Objective: To study short- and long-term outcomes of infants < or = 750 g birthweight who received cardiopulmonary resuscitation (CPR) in the delivery room.
Methodology: A retrospective analysis of all inborn live births < or = 750 g birthweight from 1990 to 1996. Cardiopulmonary resuscitation was defined as positive pressure ventilation via an endotracheal tube and chest compressions. Univeriate analysis were conducted comparing patients according to the use of CPR or positive pressure ventilation alone.

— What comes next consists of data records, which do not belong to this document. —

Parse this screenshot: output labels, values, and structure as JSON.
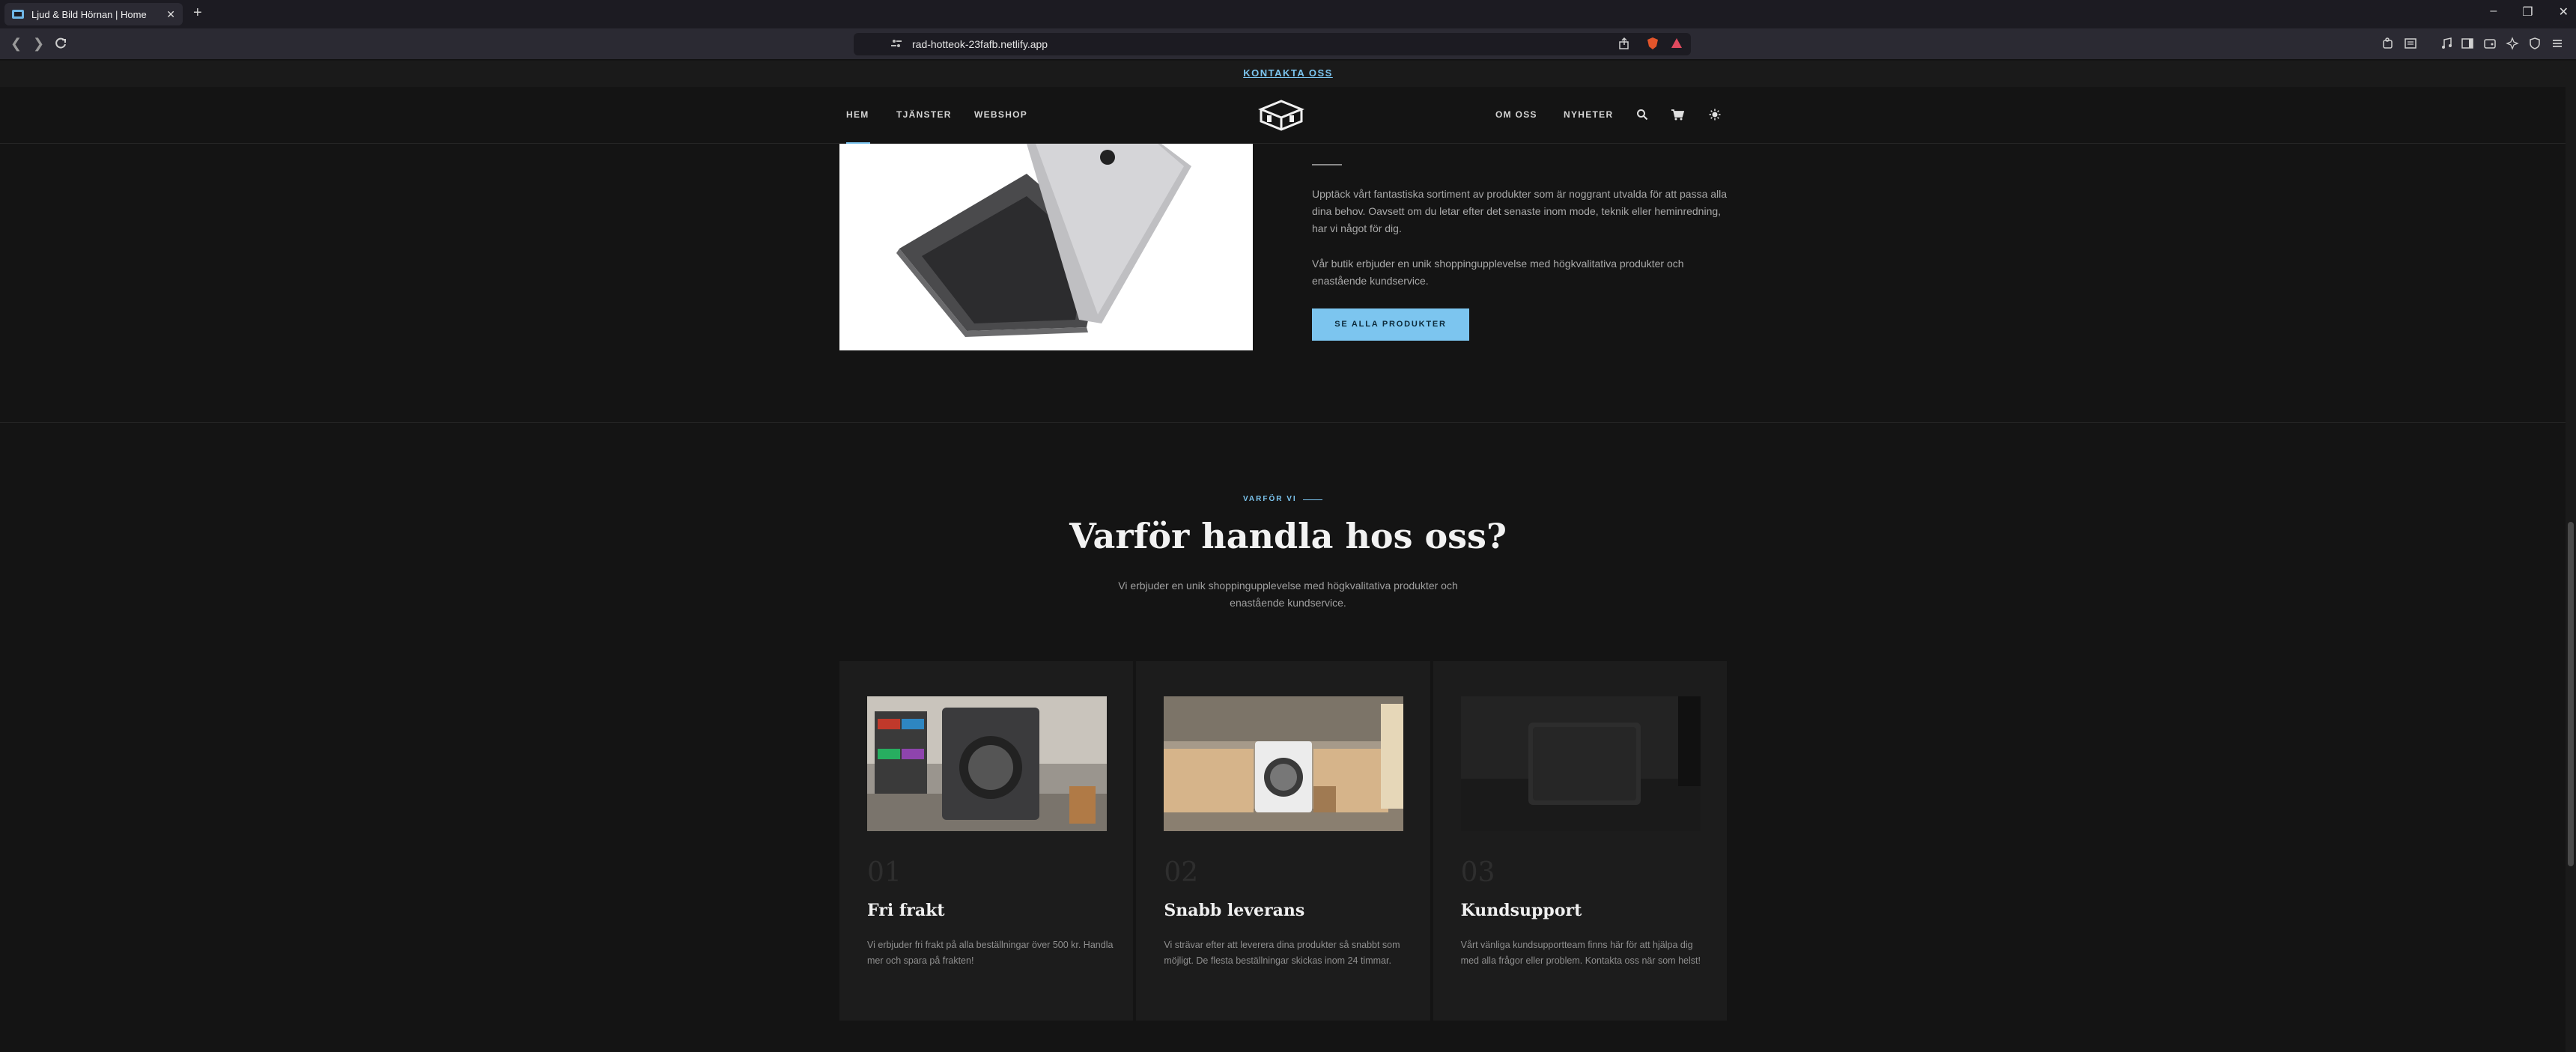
{
  "browser": {
    "tab_title": "Ljud & Bild Hörnan | Home",
    "tab_close": "✕",
    "new_tab": "+",
    "url": "rad-hotteok-23fafb.netlify.app",
    "win_min": "–",
    "win_max": "❐",
    "win_close": "✕"
  },
  "site": {
    "announcement": "KONTAKTA OSS",
    "nav_left": [
      "HEM",
      "TJÄNSTER",
      "WEBSHOP"
    ],
    "nav_right": [
      "OM OSS",
      "NYHETER"
    ],
    "hero": {
      "paragraph1": "Upptäck vårt fantastiska sortiment av produkter som är noggrant utvalda för att passa alla dina behov. Oavsett om du letar efter det senaste inom mode, teknik eller heminredning, har vi något för dig.",
      "paragraph2": "Vår butik erbjuder en unik shoppingupplevelse med högkvalitativa produkter och enastående kundservice.",
      "button": "SE ALLA PRODUKTER"
    },
    "why": {
      "eyebrow": "VARFÖR VI",
      "title": "Varför handla hos oss?",
      "subtitle": "Vi erbjuder en unik shoppingupplevelse med högkvalitativa produkter och enastående kundservice.",
      "cards": [
        {
          "number": "01",
          "title": "Fri frakt",
          "text": "Vi erbjuder fri frakt på alla beställningar över 500 kr. Handla mer och spara på frakten!"
        },
        {
          "number": "02",
          "title": "Snabb leverans",
          "text": "Vi strävar efter att leverera dina produkter så snabbt som möjligt. De flesta beställningar skickas inom 24 timmar."
        },
        {
          "number": "03",
          "title": "Kundsupport",
          "text": "Vårt vänliga kundsupportteam finns här för att hjälpa dig med alla frågor eller problem. Kontakta oss när som helst!"
        }
      ]
    }
  },
  "colors": {
    "accent": "#7cc5ef",
    "background": "#141414",
    "card": "#1c1c1c"
  }
}
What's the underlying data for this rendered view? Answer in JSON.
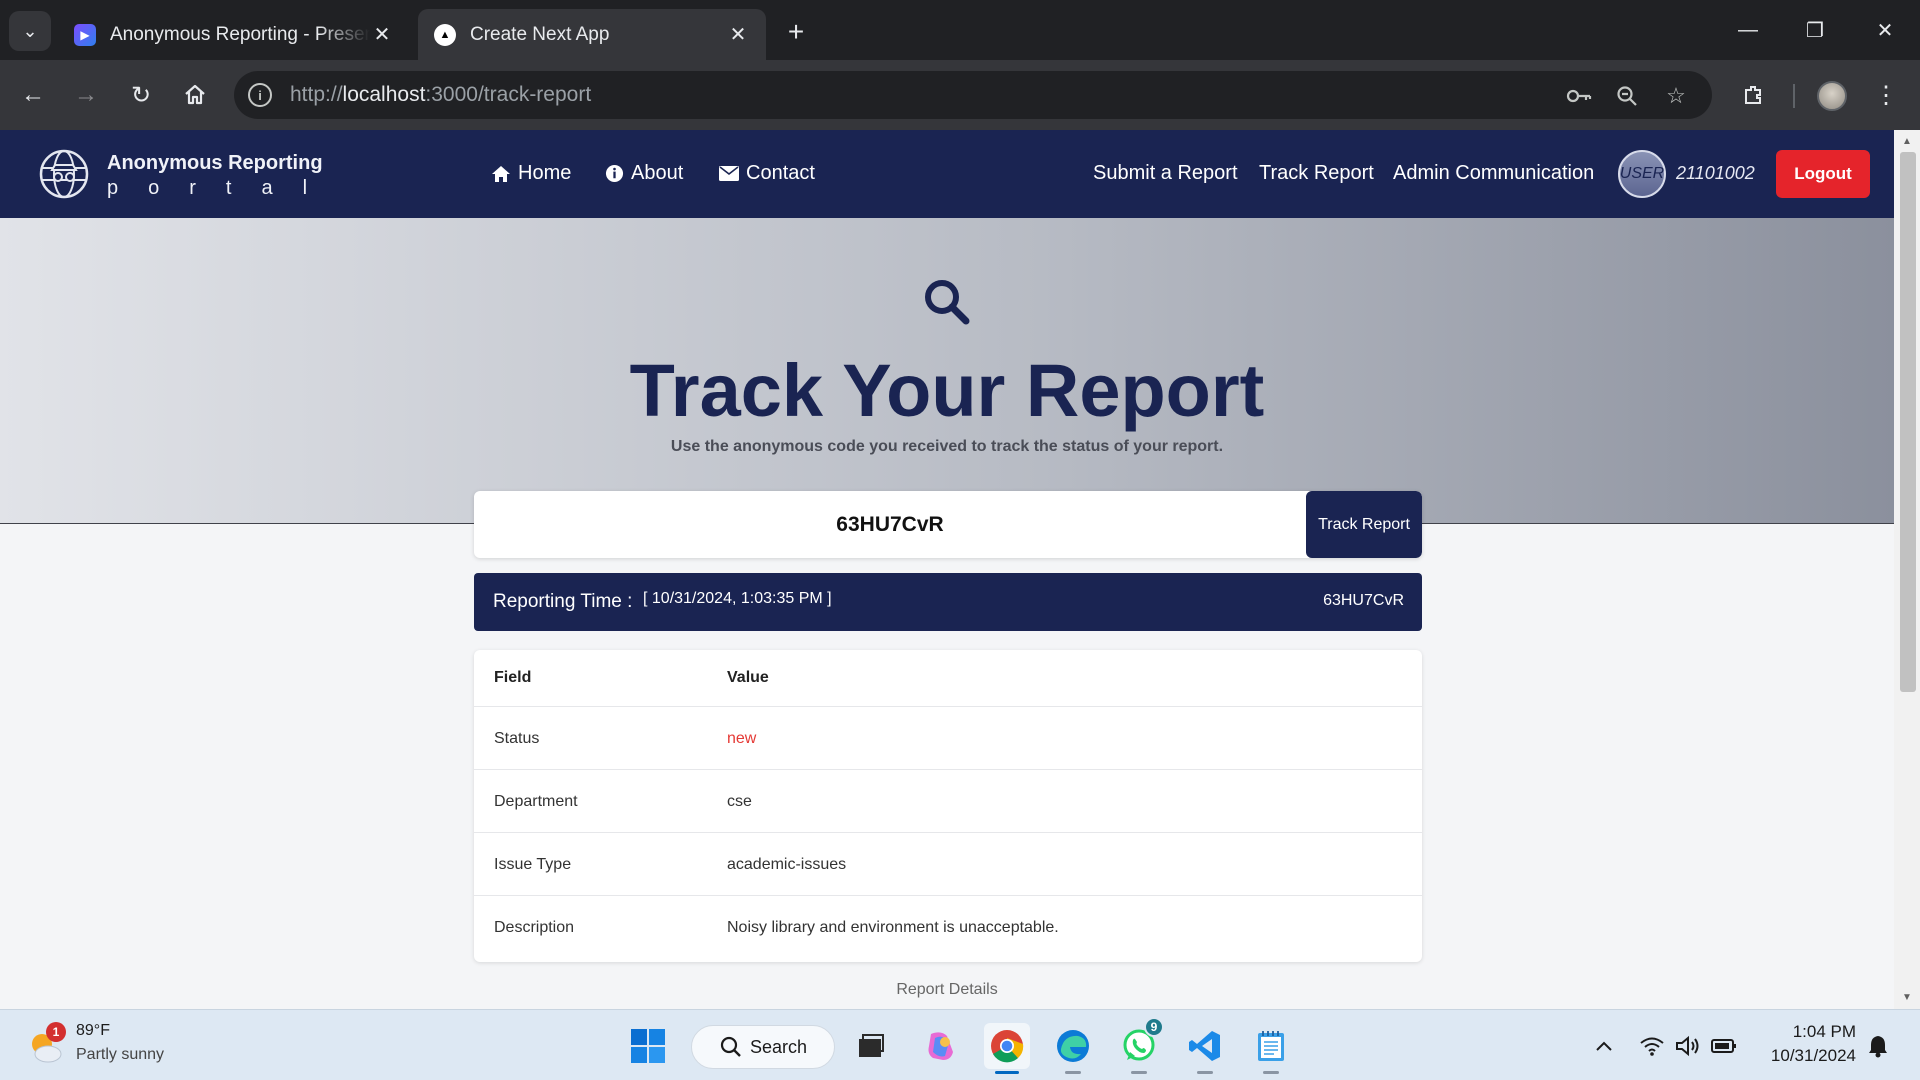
{
  "browser": {
    "tabs": [
      {
        "title": "Anonymous Reporting - Presentation",
        "active": false
      },
      {
        "title": "Create Next App",
        "active": true
      }
    ],
    "url_scheme_prefix": "http://",
    "url_host": "localhost",
    "url_rest": ":3000/track-report"
  },
  "navbar": {
    "brand_title": "Anonymous Reporting",
    "brand_subtitle": "portal",
    "links": {
      "home": "Home",
      "about": "About",
      "contact": "Contact",
      "submit": "Submit a Report",
      "track": "Track Report",
      "admin": "Admin Communication"
    },
    "user_badge": "USER",
    "user_id": "21101002",
    "logout": "Logout",
    "colors": {
      "bg": "#1a2452",
      "logout": "#e5242b"
    }
  },
  "hero": {
    "title": "Track Your Report",
    "subtitle": "Use the anonymous code you received to track the status of your report."
  },
  "search": {
    "value": "63HU7CvR",
    "button": "Track Report"
  },
  "report": {
    "time_label": "Reporting Time :",
    "time_value": "[ 10/31/2024, 1:03:35 PM ]",
    "code": "63HU7CvR",
    "table": {
      "headers": [
        "Field",
        "Value"
      ],
      "rows": [
        {
          "field": "Status",
          "value": "new"
        },
        {
          "field": "Department",
          "value": "cse"
        },
        {
          "field": "Issue Type",
          "value": "academic-issues"
        },
        {
          "field": "Description",
          "value": "Noisy library and environment is unacceptable."
        }
      ]
    },
    "caption": "Report Details",
    "status_color": "#e53935"
  },
  "taskbar": {
    "weather_temp": "89°F",
    "weather_desc": "Partly sunny",
    "weather_badge": "1",
    "search_label": "Search",
    "whatsapp_badge": "9",
    "time": "1:04 PM",
    "date": "10/31/2024"
  }
}
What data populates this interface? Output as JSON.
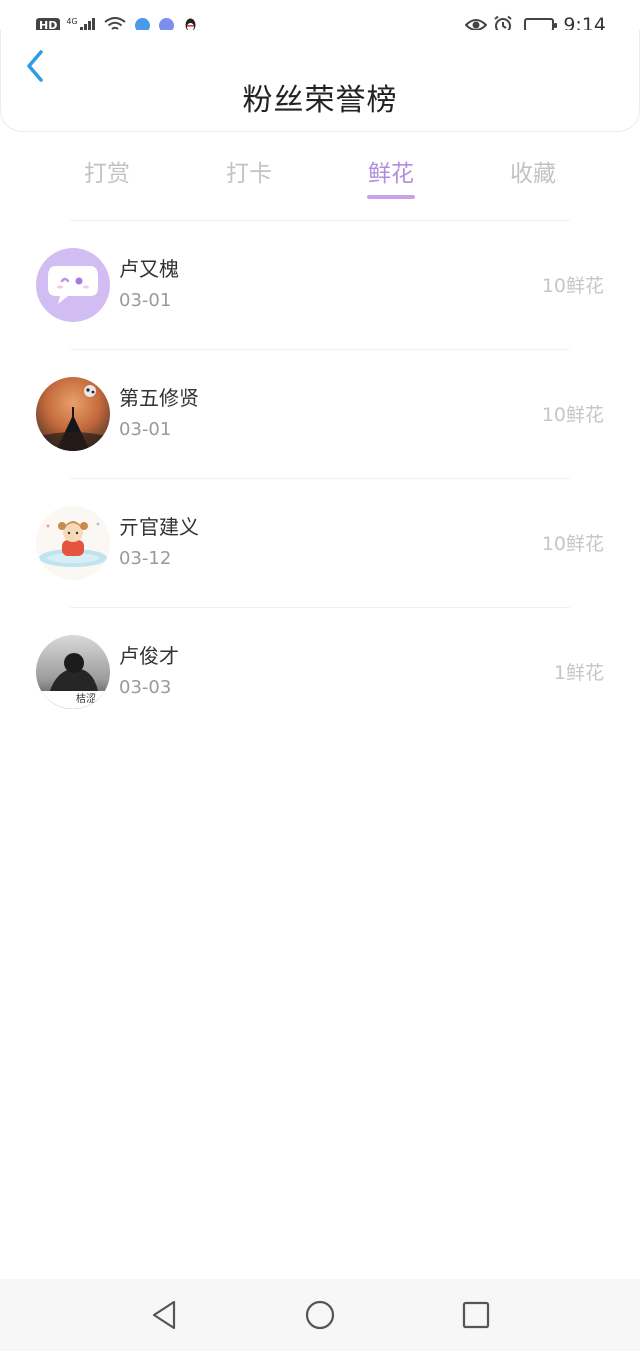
{
  "status_bar": {
    "hd": "HD",
    "network": "4G",
    "time": "9:14"
  },
  "header": {
    "title": "粉丝荣誉榜",
    "back_icon": "chevron-left-icon",
    "accent": "#2a9de4"
  },
  "tabs": [
    {
      "label": "打赏",
      "active": false
    },
    {
      "label": "打卡",
      "active": false
    },
    {
      "label": "鲜花",
      "active": true
    },
    {
      "label": "收藏",
      "active": false
    }
  ],
  "tab_active_color": "#b18de0",
  "fans": [
    {
      "name": "卢又槐",
      "date": "03-01",
      "score": "10鲜花"
    },
    {
      "name": "第五修贤",
      "date": "03-01",
      "score": "10鲜花"
    },
    {
      "name": "亓官建义",
      "date": "03-12",
      "score": "10鲜花"
    },
    {
      "name": "卢俊才",
      "date": "03-03",
      "score": "1鲜花",
      "avatar_caption": "桔涩"
    }
  ]
}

Results: Cardiopulmonary resuscitation was administered to 16 infants: four received chest compressions only and 12 also received adrenaline. Cardiopulmonary resuscitation recipients had significantly lower Apgar scores at both 1 and 5 min, and had delayed onset of spontaneous respiration (P < 0.01). Seven patients died, and eight of nine survivors were free of major neurodevelopmental abnormalities at follow up. All CPR recipients with a 5 min Apgar score of < or = 5 and delayed onset of spontaneous respiration beyond 5 min had poor outcomes.
Conclusion: Contrary to the majority of published evidence, delivery room CPR in our extremely small infants was not associated with a high risk of severe neurodevelopmental disability.